  • J.B.M. Frederick, Lineage Book of British Land Forces 1660–1978, Vol II, Wakefield: Microform Academic, 1984, ISBN 1-85117-009-X.
  • Lt-Col H.F. Joslen, Orders of Battle, United Kingdom and Colonial Formations and Units in the Second World War, 1939–1945, London: HM Stationery Office, 1960/London: London Stamp Exchange, 1990, ISBN 0-948130-03-2/ Uckfield: Naval & Military Press, 2003, ISBN 1-843424-74-6.

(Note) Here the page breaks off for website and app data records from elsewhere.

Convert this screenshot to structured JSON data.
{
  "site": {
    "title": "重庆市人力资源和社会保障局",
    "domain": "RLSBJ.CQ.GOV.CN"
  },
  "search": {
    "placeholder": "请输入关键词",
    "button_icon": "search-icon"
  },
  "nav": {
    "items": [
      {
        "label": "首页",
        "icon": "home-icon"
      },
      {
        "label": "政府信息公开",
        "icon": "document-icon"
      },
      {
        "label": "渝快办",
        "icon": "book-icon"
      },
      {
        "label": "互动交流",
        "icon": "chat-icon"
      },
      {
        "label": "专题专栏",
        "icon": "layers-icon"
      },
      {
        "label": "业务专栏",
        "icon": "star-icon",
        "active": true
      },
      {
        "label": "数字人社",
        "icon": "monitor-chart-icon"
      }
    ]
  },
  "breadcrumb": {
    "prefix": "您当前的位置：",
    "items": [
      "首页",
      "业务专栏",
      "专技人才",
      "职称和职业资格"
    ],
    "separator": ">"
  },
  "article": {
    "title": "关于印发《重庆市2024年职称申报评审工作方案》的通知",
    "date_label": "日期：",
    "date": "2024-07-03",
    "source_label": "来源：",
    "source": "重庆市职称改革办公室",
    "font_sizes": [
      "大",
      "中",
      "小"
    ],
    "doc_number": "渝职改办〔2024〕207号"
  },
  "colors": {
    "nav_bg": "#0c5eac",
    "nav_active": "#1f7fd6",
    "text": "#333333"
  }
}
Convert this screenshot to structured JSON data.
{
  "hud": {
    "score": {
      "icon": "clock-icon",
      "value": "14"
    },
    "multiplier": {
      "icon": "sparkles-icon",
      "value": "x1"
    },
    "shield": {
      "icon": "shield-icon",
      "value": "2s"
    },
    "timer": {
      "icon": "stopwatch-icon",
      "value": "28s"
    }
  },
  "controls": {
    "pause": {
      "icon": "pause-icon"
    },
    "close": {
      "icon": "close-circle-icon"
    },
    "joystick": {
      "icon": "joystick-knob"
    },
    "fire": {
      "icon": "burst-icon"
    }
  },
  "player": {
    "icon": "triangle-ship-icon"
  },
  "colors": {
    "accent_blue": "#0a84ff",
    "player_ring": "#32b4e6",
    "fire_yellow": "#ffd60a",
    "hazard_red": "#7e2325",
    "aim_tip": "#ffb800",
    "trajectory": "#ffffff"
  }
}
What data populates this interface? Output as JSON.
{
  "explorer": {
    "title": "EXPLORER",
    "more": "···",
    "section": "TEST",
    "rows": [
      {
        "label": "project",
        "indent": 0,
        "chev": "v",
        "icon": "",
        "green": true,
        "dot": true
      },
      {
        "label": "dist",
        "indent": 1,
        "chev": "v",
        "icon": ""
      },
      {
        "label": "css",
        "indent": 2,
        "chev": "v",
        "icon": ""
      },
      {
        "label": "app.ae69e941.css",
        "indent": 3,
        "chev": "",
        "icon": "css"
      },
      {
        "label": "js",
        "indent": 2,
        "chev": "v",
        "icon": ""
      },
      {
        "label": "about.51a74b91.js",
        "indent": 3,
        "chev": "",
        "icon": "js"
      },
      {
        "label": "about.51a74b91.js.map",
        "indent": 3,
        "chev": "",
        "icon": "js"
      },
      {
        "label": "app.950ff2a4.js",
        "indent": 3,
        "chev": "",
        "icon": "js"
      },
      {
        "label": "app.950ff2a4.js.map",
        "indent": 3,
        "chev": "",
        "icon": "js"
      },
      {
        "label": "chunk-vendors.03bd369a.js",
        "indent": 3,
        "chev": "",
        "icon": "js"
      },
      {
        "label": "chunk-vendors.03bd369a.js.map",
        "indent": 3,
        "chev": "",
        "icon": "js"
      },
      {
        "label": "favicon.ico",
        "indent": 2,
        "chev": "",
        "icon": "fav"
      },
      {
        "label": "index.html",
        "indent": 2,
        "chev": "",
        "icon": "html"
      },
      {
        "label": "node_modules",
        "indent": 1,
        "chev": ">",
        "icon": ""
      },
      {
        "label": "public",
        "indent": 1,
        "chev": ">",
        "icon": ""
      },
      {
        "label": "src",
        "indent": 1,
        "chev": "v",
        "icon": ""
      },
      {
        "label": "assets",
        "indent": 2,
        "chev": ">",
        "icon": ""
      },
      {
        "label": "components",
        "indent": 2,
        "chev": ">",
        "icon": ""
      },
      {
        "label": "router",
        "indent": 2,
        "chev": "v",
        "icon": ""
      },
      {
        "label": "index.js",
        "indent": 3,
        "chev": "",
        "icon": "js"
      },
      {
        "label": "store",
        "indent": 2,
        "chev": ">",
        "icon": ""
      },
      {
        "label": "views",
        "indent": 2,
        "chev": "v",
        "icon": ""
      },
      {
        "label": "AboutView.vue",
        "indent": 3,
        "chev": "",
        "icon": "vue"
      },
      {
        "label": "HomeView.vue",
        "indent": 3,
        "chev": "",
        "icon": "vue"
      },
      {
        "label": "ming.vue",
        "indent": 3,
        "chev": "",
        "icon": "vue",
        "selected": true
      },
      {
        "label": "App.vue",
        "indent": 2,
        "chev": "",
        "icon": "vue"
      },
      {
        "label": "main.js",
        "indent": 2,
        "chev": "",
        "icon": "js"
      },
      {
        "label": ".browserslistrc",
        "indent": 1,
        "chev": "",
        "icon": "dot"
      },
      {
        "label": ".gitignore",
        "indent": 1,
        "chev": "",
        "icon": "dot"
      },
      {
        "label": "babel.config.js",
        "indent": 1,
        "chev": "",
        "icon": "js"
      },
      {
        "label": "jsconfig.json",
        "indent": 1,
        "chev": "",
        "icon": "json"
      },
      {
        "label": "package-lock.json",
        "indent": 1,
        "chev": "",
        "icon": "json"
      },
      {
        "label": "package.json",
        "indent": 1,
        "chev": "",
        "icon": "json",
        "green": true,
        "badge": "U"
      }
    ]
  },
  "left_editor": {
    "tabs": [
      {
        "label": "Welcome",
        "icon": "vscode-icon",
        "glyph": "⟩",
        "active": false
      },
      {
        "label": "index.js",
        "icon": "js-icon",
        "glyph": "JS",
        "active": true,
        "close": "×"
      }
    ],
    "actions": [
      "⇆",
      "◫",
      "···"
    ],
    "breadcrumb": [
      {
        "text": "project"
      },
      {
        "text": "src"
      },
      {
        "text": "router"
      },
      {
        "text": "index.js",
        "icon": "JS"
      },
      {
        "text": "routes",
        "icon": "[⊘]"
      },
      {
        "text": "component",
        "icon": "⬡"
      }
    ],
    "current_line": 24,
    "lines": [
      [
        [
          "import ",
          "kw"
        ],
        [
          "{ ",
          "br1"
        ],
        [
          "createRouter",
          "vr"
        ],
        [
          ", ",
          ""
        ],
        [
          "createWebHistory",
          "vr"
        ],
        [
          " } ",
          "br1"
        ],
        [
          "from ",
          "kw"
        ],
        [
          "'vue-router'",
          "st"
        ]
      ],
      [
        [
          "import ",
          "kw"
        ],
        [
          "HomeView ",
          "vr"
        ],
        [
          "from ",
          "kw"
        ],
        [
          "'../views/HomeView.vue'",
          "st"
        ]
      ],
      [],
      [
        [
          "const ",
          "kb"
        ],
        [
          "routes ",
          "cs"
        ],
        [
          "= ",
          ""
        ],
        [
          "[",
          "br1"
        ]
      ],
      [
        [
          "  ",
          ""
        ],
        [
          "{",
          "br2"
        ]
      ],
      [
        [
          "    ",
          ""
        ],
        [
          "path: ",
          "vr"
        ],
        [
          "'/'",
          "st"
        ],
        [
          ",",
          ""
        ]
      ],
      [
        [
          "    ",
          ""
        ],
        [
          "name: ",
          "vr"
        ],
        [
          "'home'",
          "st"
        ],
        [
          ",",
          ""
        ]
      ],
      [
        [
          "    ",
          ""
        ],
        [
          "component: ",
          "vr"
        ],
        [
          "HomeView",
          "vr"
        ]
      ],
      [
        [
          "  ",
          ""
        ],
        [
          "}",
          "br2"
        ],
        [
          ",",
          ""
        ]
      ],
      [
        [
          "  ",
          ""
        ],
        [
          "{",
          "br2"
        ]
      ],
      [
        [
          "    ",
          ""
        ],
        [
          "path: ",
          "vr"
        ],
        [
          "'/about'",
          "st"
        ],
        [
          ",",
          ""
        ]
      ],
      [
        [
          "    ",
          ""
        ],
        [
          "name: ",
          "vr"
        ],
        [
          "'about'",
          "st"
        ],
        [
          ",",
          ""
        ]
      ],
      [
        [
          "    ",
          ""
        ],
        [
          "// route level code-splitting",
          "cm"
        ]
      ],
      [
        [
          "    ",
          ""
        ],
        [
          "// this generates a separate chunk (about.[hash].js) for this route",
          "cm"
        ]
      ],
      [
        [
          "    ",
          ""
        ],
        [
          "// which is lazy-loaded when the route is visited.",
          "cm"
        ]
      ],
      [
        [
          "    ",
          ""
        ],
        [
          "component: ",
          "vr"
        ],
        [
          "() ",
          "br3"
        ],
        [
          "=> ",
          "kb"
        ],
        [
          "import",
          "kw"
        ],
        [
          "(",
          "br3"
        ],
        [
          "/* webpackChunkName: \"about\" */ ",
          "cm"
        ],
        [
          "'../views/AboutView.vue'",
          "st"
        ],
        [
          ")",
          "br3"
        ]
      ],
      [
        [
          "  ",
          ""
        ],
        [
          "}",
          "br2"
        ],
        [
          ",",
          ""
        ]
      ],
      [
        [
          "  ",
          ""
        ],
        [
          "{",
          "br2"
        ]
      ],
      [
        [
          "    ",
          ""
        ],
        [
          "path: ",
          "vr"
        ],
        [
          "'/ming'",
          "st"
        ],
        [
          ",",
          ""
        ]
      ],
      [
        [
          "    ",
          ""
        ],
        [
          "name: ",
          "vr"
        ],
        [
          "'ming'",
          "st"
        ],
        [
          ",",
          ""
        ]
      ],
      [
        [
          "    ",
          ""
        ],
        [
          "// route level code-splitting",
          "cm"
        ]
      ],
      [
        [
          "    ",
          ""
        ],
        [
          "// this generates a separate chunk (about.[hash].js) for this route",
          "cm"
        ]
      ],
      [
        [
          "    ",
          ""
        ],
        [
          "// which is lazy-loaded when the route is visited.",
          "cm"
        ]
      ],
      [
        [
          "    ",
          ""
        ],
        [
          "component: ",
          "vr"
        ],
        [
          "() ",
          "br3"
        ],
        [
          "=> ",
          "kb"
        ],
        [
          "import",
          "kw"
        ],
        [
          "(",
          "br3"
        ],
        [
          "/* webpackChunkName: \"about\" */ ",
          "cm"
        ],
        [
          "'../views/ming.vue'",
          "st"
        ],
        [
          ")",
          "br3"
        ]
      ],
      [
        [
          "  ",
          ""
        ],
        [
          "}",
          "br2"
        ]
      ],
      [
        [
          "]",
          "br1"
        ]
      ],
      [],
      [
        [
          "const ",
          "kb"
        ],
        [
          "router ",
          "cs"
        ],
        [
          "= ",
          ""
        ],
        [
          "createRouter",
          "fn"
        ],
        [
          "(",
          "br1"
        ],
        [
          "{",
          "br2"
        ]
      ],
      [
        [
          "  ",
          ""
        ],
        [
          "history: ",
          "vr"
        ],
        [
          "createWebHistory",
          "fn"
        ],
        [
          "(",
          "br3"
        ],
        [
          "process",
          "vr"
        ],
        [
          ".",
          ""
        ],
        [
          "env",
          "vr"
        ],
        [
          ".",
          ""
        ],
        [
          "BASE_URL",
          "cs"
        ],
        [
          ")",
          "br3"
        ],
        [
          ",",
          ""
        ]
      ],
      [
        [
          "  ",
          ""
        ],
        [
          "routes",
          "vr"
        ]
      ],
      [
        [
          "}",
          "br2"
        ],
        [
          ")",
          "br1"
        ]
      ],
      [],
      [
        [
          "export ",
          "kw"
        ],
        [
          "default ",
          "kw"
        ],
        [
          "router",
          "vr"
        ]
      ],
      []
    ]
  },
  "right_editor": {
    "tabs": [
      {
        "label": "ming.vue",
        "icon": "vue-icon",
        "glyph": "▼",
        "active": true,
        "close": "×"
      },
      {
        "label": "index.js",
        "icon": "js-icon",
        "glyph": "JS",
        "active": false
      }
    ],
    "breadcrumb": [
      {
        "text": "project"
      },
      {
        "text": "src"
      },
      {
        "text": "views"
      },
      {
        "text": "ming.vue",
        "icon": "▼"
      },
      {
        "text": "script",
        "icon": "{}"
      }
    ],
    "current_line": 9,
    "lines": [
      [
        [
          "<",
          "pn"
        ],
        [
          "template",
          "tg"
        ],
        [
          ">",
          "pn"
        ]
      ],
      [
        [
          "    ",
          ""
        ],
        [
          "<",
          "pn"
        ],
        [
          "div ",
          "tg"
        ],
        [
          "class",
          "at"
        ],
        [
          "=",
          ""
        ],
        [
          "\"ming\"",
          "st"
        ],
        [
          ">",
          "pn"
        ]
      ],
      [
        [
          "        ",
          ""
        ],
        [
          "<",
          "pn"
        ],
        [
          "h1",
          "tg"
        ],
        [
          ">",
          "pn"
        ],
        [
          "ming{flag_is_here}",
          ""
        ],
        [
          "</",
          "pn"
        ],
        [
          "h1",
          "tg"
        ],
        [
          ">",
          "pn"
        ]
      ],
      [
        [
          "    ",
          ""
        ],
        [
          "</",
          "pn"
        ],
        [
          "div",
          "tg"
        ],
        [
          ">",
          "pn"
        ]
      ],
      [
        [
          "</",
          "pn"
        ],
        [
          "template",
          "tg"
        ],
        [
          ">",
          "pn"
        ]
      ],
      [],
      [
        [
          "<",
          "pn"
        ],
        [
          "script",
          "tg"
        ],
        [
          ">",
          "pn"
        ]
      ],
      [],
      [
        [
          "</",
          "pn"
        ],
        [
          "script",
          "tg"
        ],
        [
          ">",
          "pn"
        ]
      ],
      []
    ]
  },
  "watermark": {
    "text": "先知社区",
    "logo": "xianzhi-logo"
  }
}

  • Norman E.H. Litchfield, The Territorial Artillery 1908–1988 (Their Lineage, Uniforms and Badges), Nottingham: Sherwood Press, 1992, ISBN 0-9508205-2-0.
  • Norman Litchfield & Ray Westlake, The Volunteer Artillery 1859–1908 (Their Lineage, Uniforms and Badges), Nottingham: Sherwood Press, 1982, ISBN 0-9508205-0-4.
  • Lt-Gen H.G. Martin, The History of the Fifteenth Scottish Division 1939–1945, Edinburgh: Blackwood, 1948/Uckfield: Naval & Military Press, 2014, ISBN 978-1-78331-085-2.
  • Lt-Col J.D. Sainsbury, The Hertfordshire Yeomanry Regiments, Royal Artillery, Part 1: The Field Regiments 1920-1946, Welwyn: Hertfordshire Yeomanry and Artillery Trust/Hart Books, 1999, ISBN 0-948527-05-6.
  • Edward M. Spiers, The Army and Society 1815–1914, London: Longmans, 1980, ISBN 0-582-48565-7.
  • Maj C.H. Dudley Ward, History of the 53rd (Welsh) Division (T.F.) 1914–1918, Cardiff: Western Mail, 1927/Uckfield: Naval & Military, 2004, ISBN 978-1-845740-50-4.
  • War Office, Titles and Designations of Formations and Units of the Territorial Army, London: War Office, 7 November 1927 (RA sections also summarised in Litchfield, Appendix IV).
  • War Office, Army Council Instructions Issued During November 1916, London: HM Stationery Office, 1916.

External sources edit